My gratitude for getting to be this old in Jesus recently got a jolt of intensity thanks to Facebook. An old prof from seminary found me through the friends network. I emailed him to get caught up. He commented how good it was to hear from a former student noting his joy whenever he discovers someone who has gone on with the Lord over time. “More often than we would like that doesn’t happen,” he said.

To what should I or any aging believer attribute staying power in the spiritual life? There can be only one answer for surely there is nothing particularly devoted about my flesh. The amazing keeping power of God alone keeps one persevering toward the finish line. Consider verses like 1 Peter 1:3-5 for example:

Blessed be the God and Father of our Lord Jesus Christ! According to his great mercy, he has caused us to be born again to a living hope through the resurrection of Jesus Christ from the dead, to an inheritance that is imperishable, undefiled, and unfading, kept in heaven for you, who by God’s power are being guarded through faith for a salvation ready to be revealed in the last time (emphasis added).

Or Jude 1 where the writer calls us kept for Jesus Christ and in v. 24-25 where he concludes his letter with this doxology:

24 Now to him who is able to keep you from stumbling and to present you blameless before the presence of his glory with great joy, 25 to the only God, our Savior, through Jesus Christ our Lord, be glory, majesty, dominion, and authority, before all time and now and forever. Amen (emphasis added).

So I appear thus far to be among the kept of God. That makes me a blessed man. By God’s grace I, the kept of God, intend to go on keeping myself in His love (see Jude 21) unto my 40th, 47th, and whatever7th birthday He may allow should I enjoy length of days.

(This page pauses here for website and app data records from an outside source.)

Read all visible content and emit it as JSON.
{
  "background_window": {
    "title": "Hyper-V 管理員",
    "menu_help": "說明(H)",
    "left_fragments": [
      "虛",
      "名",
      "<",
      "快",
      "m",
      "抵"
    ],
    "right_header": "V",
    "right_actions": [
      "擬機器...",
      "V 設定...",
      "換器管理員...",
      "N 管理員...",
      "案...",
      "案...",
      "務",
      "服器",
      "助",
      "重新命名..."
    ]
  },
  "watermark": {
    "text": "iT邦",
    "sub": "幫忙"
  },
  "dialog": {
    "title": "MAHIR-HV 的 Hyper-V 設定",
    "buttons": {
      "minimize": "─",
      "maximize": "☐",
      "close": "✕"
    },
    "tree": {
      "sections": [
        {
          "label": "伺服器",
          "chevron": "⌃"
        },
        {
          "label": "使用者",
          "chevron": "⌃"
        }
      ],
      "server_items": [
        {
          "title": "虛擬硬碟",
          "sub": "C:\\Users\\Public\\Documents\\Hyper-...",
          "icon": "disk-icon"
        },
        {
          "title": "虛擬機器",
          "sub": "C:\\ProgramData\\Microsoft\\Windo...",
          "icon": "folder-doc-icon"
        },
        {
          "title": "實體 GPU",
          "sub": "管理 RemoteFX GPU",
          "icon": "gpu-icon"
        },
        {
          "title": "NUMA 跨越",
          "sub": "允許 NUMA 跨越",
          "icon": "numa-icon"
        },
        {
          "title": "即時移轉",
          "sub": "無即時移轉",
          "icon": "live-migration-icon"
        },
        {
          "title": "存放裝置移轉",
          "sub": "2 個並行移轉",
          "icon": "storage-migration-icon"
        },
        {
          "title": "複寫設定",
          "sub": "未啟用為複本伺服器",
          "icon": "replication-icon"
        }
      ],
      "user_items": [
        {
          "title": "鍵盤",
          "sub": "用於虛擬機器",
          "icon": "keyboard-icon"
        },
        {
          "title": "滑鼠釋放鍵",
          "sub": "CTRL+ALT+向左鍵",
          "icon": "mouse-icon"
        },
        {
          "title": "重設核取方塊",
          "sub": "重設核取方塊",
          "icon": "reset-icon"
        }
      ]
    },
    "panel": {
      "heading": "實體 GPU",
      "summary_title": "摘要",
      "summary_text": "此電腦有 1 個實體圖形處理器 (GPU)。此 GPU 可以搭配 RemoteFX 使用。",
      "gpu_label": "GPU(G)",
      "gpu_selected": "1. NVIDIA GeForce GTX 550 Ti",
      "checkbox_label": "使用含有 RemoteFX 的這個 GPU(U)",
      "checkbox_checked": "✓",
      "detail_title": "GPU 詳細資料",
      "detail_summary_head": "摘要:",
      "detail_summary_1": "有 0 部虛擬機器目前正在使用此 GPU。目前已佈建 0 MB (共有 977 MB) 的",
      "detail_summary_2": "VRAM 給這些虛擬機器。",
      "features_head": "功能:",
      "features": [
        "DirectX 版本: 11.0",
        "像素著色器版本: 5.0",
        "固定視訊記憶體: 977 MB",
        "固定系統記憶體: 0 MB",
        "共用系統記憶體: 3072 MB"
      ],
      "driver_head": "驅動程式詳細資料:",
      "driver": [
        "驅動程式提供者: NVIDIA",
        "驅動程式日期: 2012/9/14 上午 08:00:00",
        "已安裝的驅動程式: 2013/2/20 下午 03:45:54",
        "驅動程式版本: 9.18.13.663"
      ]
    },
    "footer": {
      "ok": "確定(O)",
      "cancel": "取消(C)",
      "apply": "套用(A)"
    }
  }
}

I’ve got my eye on the reward. I am one day closer to hearing, I trust, Well done good and faithful servant! I long to finish well. The vision of the end I imagine is not unlike this lovely section of Bunyan’s Pilgrim’s Progress:

After this it was noised abroad that Mr. Valiant–for–Truth was sent for by a summons, by the same party as the others. And he had this word for a token that the summons was true: ‘The pitcher was broken at the fountain’ (Eccl. 12:6). When he understood it, he called for his friends, and told them of it. Then said he, ‘I am going to my Father’s house; and though with great difficulty I have got here, yet now I do not repent me of all the troubles I have been at to arrive where I am. My sword I give to him that shall succeed me in my pilgrimage, and my courage and skill to him that can get it. My marks and scars I carry with me, to be a witness for me that I have fought His battles, who will now be my Rewarder.’ When the day that he must go home was come, many accompanied him to the riverside, into which, as he went down, he said, ‘O death, where is your sting?’ And as he went down deeper, he cried, ‘O grave, where is your victory?’ So he passed over, and all the trumpets sounded for him on the other side.

Trumpets. I really like trumpets.